(It is not the same ocean.)
Perhaps she is too vast, perhaps there was not sorcery enough to spare, but no sea-magic ever laid its soft spells around her borders, changed her nature till she was a forest in truth no more. Perhaps, there were other magics found her first.
The sunlight bleeds through the wood and coagulates.
Up ahead waits her mate, looking back with a smile for her there warm on his mouth. She returns it, gesturing for him to go on without her.
Their daughter wanders on along the road before them, her delighted babble the brightest thing in this forlorn march of the wood. The warden cannot see her, but the sound cheers all hearts on a dour afternoon. She is a sweet-tempered young thing, fleet of foot and quick of mind and dainty as a willow, though more timid perhaps than her mother likes, and always darting far ahead chasing wisps and birds and all things just beyond the edge of sight.
Today, she sings of things without names, and hunts for the shadows that blink and grin out of hollows and root-gnarls.
Stories, thinks the marchwarden, picking up the pace to catch up with her family. This is what comes of visiting relatives. Her own mother has ever been full of tales and wicked fables, and delighted to have a new generation in whom to instil a healthy terror of things beyond the forest (of which the warden cannot say she disapproves, entirely, if the rumours from the south have any truth to them), but of creeping shadows and lightless pools too, and trees with hunger and malice in their hearts.
She had eaten such stories up as a child, and feels no fear to pass alone even in the darkest, trackless depths of the wood—she knows them all here, and with her bow at her back and the stars above she has never wandered further than a night or two’s walk from familiar landmarks. Though true, she knows better than to put the forest’s mercy to the test. She’d be a poor sort of warden if she feared to turn a corner in this place but even the King himself will not tread where he is not welcome.
(The Lord of the Wood wears a crown of beaten silver, his cloth is bright with starry gems, but his throne is shaped from the living earth and his sceptre was cut, they say, from the bough of a fallen beech. He is bound, vine and thorn, to the forest, for all he was not born to it, and was yet grown when first he walked beneath its shade.)
The distant clattering croak of a magpie draws her out of her reverie and the warden pauses, looks about her. Something has changed, is no longer the way it was.
There is new silence in the air, one less of withering and more of…waiting. The uneasy hush that steals away the life of the forest deepens and she looks ahead, to where her mate stares back with a faint uncertainty writ in his eyes. He senses it too, the unknown, and his gaze roves constantly across the spaces between the trees.

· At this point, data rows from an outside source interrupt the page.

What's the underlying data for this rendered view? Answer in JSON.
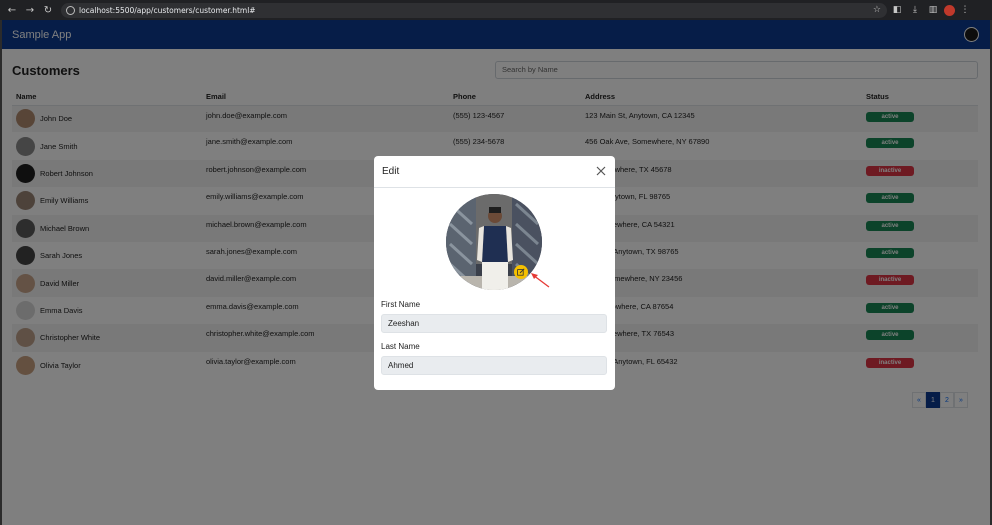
{
  "browser": {
    "url": "localhost:5500/app/customers/customer.html#",
    "back_icon": "back-arrow-icon",
    "forward_icon": "forward-arrow-icon",
    "reload_icon": "reload-icon"
  },
  "app": {
    "brand": "Sample App"
  },
  "page": {
    "title": "Customers",
    "search_placeholder": "Search by Name"
  },
  "table": {
    "headers": {
      "name": "Name",
      "email": "Email",
      "phone": "Phone",
      "address": "Address",
      "status": "Status"
    },
    "rows": [
      {
        "name": "John Doe",
        "email": "john.doe@example.com",
        "phone": "(555) 123-4567",
        "address": "123 Main St, Anytown, CA 12345",
        "status": "active"
      },
      {
        "name": "Jane Smith",
        "email": "jane.smith@example.com",
        "phone": "(555) 234-5678",
        "address": "456 Oak Ave, Somewhere, NY 67890",
        "status": "active"
      },
      {
        "name": "Robert Johnson",
        "email": "robert.johnson@example.com",
        "phone": "",
        "address": "e Rd, Nowhere, TX 45678",
        "status": "inactive"
      },
      {
        "name": "Emily Williams",
        "email": "emily.williams@example.com",
        "phone": "",
        "address": "ar Ln, Anytown, FL 98765",
        "status": "active"
      },
      {
        "name": "Michael Brown",
        "email": "michael.brown@example.com",
        "phone": "",
        "address": "h St, Elsewhere, CA 54321",
        "status": "active"
      },
      {
        "name": "Sarah Jones",
        "email": "sarah.jones@example.com",
        "phone": "",
        "address": "ple Ave, Anytown, TX 98765",
        "status": "active"
      },
      {
        "name": "David Miller",
        "email": "david.miller@example.com",
        "phone": "",
        "address": "e Rd, Somewhere, NY 23456",
        "status": "inactive"
      },
      {
        "name": "Emma Davis",
        "email": "emma.davis@example.com",
        "phone": "",
        "address": "ar Ln, Nowhere, CA 87654",
        "status": "active"
      },
      {
        "name": "Christopher White",
        "email": "christopher.white@example.com",
        "phone": "",
        "address": "h St, Elsewhere, TX 76543",
        "status": "active"
      },
      {
        "name": "Olivia Taylor",
        "email": "olivia.taylor@example.com",
        "phone": "",
        "address": "ple Ave, Anytown, FL 65432",
        "status": "inactive"
      }
    ]
  },
  "pagination": {
    "prev": "«",
    "page1": "1",
    "page2": "2",
    "next": "»"
  },
  "modal": {
    "title": "Edit",
    "first_name_label": "First Name",
    "first_name_value": "Zeeshan",
    "last_name_label": "Last Name",
    "last_name_value": "Ahmed"
  },
  "colors": {
    "navbar": "#0d3b91",
    "active": "#198754",
    "inactive": "#dc3545",
    "edit_button": "#f5c000"
  }
}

If it seems that those spaces are narrower than before, that the shadows fall in different patterns than they ought—surely it is only the transience of the light at this hour, shaping visions from uncertain sights. Surely it is only that she has been thinking on old stories, on the trickery of the wood's untamed heart. Surely…

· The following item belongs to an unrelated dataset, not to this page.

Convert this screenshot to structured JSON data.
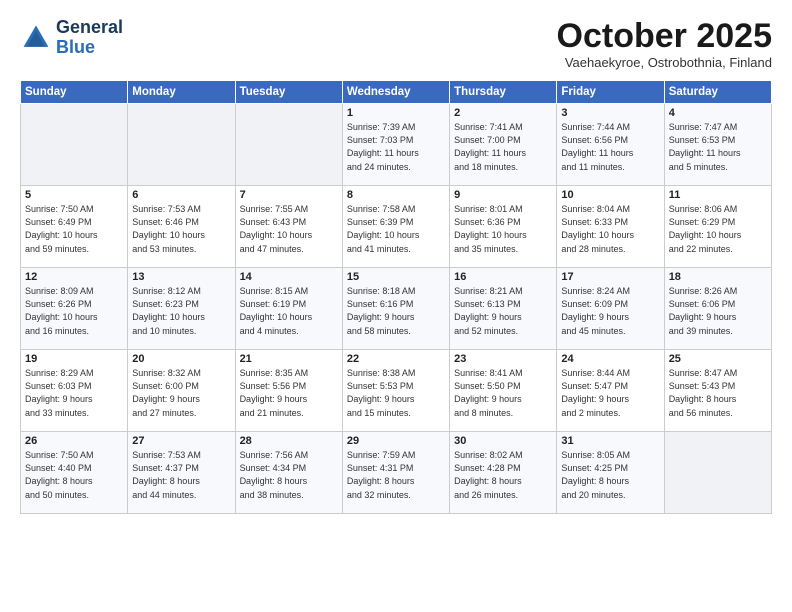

Surely it should be daylight yet. They have walked since dawn—it was not so long ago they rested at noon, and the sun had still been a pallid glint through the trees when last she looked for it. Night falls swiftly, for certain, but not this swiftly.
She looks forward once more, seeking the familiar way through the trees where the path curves so clearly to the west. At least…it had done. She’s certain it had done. She knows this forest like she knows the laces of her boots. To the west, and on until home. How many times has she trodden this path before?
Her mate’s mouth moves, she sees him form words in his consternation but she cannot hear what he says. She cannot hear anything.
The birds have fallen still, the autumnal whisper of dying leaves in the branches gone. Nothing. There is no sound, not even—
The marchwarden pales.
She cannot hear Tauriel.